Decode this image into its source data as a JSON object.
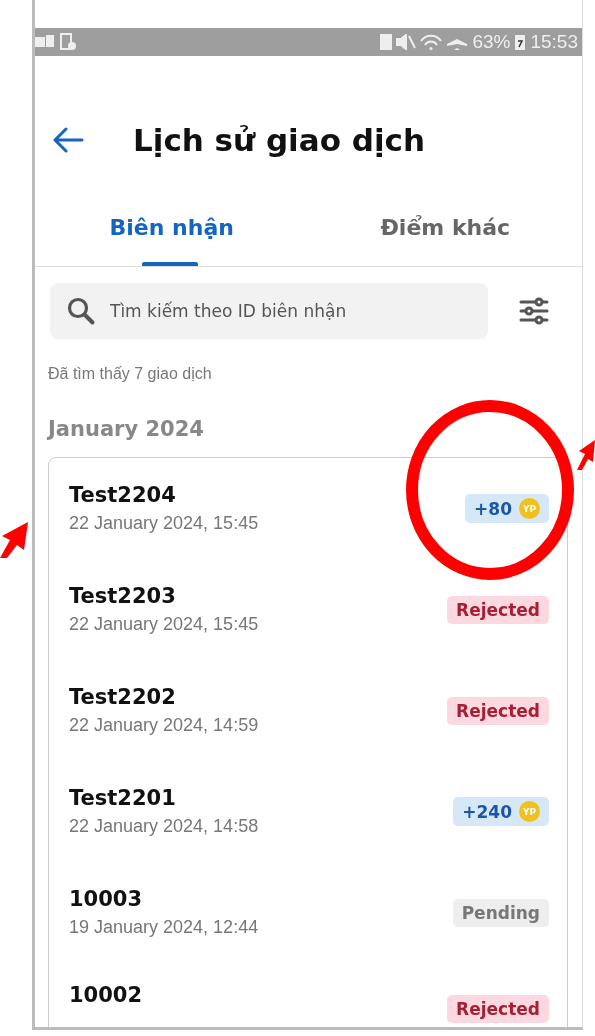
{
  "status_bar": {
    "battery": "63%",
    "time": "15:53"
  },
  "header": {
    "title": "Lịch sử giao dịch"
  },
  "tabs": [
    {
      "label": "Biên nhận",
      "selected": true
    },
    {
      "label": "Điểm khác",
      "selected": false
    }
  ],
  "search": {
    "placeholder": "Tìm kiếm theo ID biên nhận"
  },
  "result_count": "Đã tìm thấy 7 giao dịch",
  "month": "January 2024",
  "transactions": [
    {
      "id": "Test2204",
      "date": "22 January 2024, 15:45",
      "badge": {
        "kind": "points",
        "text": "+80",
        "coin": "YP"
      }
    },
    {
      "id": "Test2203",
      "date": "22 January 2024, 15:45",
      "badge": {
        "kind": "rejected",
        "text": "Rejected"
      }
    },
    {
      "id": "Test2202",
      "date": "22 January 2024, 14:59",
      "badge": {
        "kind": "rejected",
        "text": "Rejected"
      }
    },
    {
      "id": "Test2201",
      "date": "22 January 2024, 14:58",
      "badge": {
        "kind": "points",
        "text": "+240",
        "coin": "YP"
      }
    },
    {
      "id": "10003",
      "date": "19 January 2024, 12:44",
      "badge": {
        "kind": "pending",
        "text": "Pending"
      }
    },
    {
      "id": "10002",
      "badge": {
        "kind": "rejected",
        "text": "Rejected"
      }
    }
  ]
}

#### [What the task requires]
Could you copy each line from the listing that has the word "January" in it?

#### [Exercise answer]
  "month": "January 2024",
      "date": "22 January 2024, 15:45",
      "date": "22 January 2024, 15:45",
      "date": "22 January 2024, 14:59",
      "date": "22 January 2024, 14:58",
      "date": "19 January 2024, 12:44",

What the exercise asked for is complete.